When I was a middle grade aged kid, we didn’t have emergency drills for what to do if a dangerous person was in the school. Even though my middle school was a bit of a rough place, I didn’t walk around with the awareness that an adult might enter my school and cause harm.
Presently, as a first-year, fifth-grade teacher, I practiced our “sit tight” procedures with my class. (The past 15 years I’ve been mostly teaching in a small alternative high school for at risk students where we talked about all kinds of issues all the time.)
But man, my fifth graders had all kinds of questions and “what if” scenarios exploding from their minds when we did the drill:
“Mr. Greci, what if someone breaks out the window and comes in?”
“Mr. Greci, what if someone comes in though the door and we are sitting here?
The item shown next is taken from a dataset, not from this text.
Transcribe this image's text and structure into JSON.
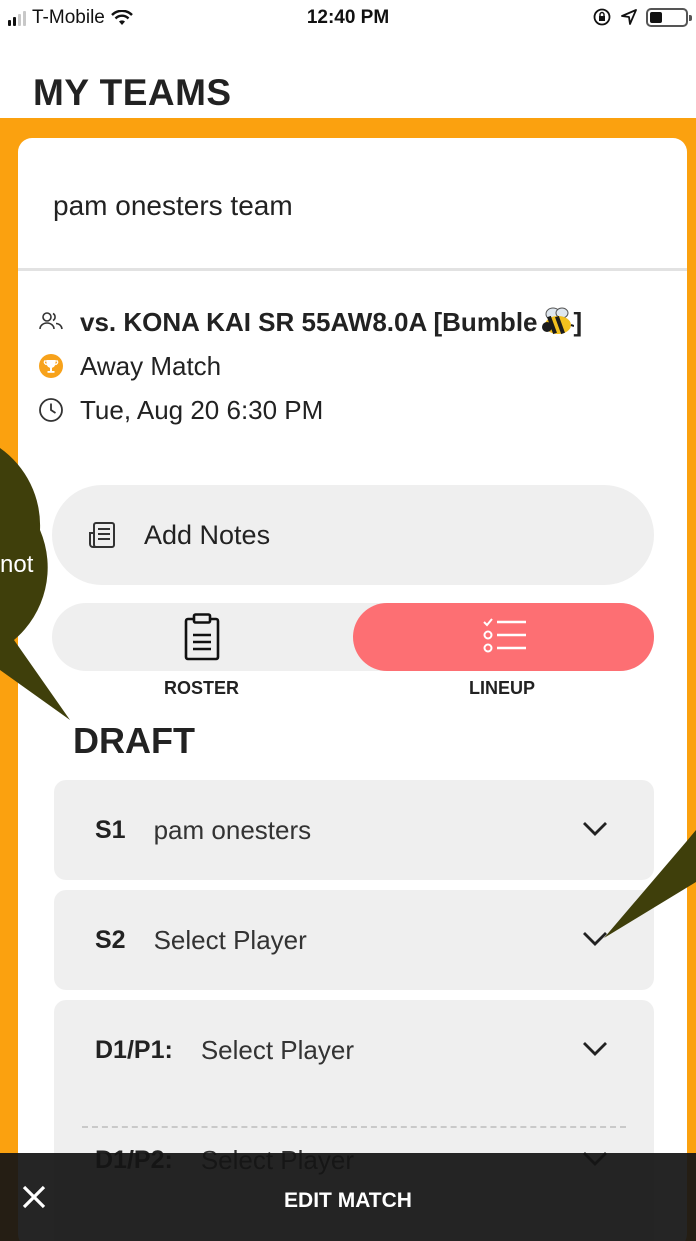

Then, what do we do?”
“Mr. Greci, what if there is a moose in the hallway and it comes into our classroom?”
I realized what I already knew: emergency plans are just that, only plans. And when they fail, then you have to make a decision and act. I tried to communicate to my students that I would do everything I could to keep them safe and that it would be very important for them to follow my directions during an emergency even if what I told them to do was not what we had practiced.
I also realized that these kids do walk around with the awareness that someone could enter their school and cause harm. And, given the incredible variation in both maturity and cognitive development in my students, I find it challenging to address the whole class when questions come up about school violence.
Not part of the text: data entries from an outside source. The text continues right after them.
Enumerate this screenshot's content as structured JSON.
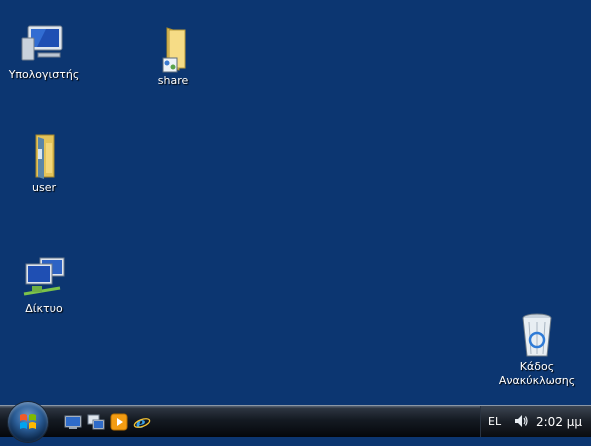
{
  "desktop": {
    "icons": [
      {
        "label": "Υπολογιστής",
        "icon": "computer-icon"
      },
      {
        "label": "share",
        "icon": "shared-folder-icon"
      },
      {
        "label": "user",
        "icon": "user-folder-icon"
      },
      {
        "label": "Δίκτυο",
        "icon": "network-icon"
      },
      {
        "label": "Κάδος\nΑνακύκλωσης",
        "label_line1": "Κάδος",
        "label_line2": "Ανακύκλωσης",
        "icon": "recycle-bin-icon"
      }
    ]
  },
  "taskbar": {
    "start": {
      "icon": "windows-start-orb-icon"
    },
    "quick_launch": [
      {
        "icon": "show-desktop-icon"
      },
      {
        "icon": "switch-windows-icon"
      },
      {
        "icon": "media-player-icon"
      },
      {
        "icon": "internet-explorer-icon"
      }
    ],
    "tray": {
      "language": "EL",
      "volume_icon": "speaker-volume-icon",
      "clock": "2:02 μμ"
    }
  },
  "colors": {
    "desktop_bg": "#0c3671",
    "taskbar_bg": "#0a0d12"
  }
}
I don’t have my own kids, and I’m curious what parents tell their middle grade aged kids about safety, and about acts of school violence they are exposed to through the media. As a teacher, I strive to give an honest answer to all questions that come up.
What do you say?